Two months later, on the time of year when he would usually be getting ready to attend the yearly gathering of the global elite within the Swiss mountain resort of Davos, Ghosn remains to be in jail. He has been indicted on some expenses, failed in repeated makes an attempt to get bail and misplaced greater than 20 kilos, in line with his son.
The renowned enterprise chief, who till lately presided over three of the world’s greatest automakers, has undergone weeks of prolonged interrogations with no lawyer current whereas being reduced off from his household. Ghosn has protested his innocence, however solely after a protracted public silence, which consultants say is widespread for suspects in Japan who typically face obstacles speaking with the skin world.

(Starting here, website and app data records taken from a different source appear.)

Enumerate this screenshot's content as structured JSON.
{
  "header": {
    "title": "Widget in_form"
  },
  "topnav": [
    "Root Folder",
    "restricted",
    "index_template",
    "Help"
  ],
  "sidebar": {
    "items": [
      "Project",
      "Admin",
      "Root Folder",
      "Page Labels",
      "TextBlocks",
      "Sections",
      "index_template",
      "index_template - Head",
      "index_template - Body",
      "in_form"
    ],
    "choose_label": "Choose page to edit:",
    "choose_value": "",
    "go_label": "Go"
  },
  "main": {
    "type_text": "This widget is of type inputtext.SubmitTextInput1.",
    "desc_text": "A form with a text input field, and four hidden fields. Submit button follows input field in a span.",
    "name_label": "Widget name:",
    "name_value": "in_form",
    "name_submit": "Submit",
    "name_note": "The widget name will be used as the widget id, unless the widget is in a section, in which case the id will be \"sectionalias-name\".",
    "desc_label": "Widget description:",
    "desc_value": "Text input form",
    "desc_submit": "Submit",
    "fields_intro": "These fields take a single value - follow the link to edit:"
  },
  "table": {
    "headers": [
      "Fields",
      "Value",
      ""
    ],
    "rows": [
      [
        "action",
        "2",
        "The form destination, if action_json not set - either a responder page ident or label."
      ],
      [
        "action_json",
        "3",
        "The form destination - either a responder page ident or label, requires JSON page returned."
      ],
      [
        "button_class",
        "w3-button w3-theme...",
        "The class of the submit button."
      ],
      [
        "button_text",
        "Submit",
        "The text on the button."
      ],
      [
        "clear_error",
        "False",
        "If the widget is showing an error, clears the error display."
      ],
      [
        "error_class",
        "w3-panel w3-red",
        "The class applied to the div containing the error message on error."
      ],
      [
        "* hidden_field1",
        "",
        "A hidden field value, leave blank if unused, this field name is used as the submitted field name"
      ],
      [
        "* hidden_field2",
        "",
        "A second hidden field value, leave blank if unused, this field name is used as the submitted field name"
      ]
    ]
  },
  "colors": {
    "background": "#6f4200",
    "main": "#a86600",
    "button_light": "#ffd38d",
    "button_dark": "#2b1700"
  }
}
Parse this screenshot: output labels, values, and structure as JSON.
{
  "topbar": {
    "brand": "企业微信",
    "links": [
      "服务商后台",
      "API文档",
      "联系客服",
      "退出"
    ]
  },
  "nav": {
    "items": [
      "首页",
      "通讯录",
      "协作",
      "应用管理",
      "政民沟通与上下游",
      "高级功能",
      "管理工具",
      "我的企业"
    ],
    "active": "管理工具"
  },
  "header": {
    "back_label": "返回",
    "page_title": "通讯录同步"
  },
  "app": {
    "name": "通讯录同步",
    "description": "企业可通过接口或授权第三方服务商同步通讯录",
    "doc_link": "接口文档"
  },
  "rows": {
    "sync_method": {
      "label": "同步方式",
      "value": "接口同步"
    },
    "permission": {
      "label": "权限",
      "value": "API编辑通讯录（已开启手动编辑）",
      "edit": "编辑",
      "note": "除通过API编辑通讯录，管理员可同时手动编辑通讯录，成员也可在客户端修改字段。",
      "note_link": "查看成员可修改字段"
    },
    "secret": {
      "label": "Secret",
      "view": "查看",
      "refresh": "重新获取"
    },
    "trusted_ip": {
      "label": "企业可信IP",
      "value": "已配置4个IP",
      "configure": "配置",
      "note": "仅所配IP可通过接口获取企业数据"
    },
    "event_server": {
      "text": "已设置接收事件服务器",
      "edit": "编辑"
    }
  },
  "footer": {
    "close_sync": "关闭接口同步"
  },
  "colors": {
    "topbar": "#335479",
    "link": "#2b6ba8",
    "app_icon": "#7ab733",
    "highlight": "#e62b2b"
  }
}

His expertise has introduced heightened worldwide consideration to the best way individuals suspected of crimes are handled in Japan. If anybody has a thought of what Ghosn could be going via, it is Mark Karpeles. Like Ghosn, Karpeles is a French businessman in Japan who made a fortune, after which misplaced his freedom following accusations of financial misconduct.
Karpeles, 33, says hackers drained his firm’s digital vaults. However, Japanese police centered their investigation on him. He was arrested in 2015 and was charged with embezzlement of around $3 million and breach of belief. The businessman saved detailed notes of his 11½ months in Japanese custody, which he describes as a “nightmare.” He mentioned that police interrogated him for 50-days straight and not using a single time off, and that he was typically thought-about pleading responsible, to get the ordeal over with.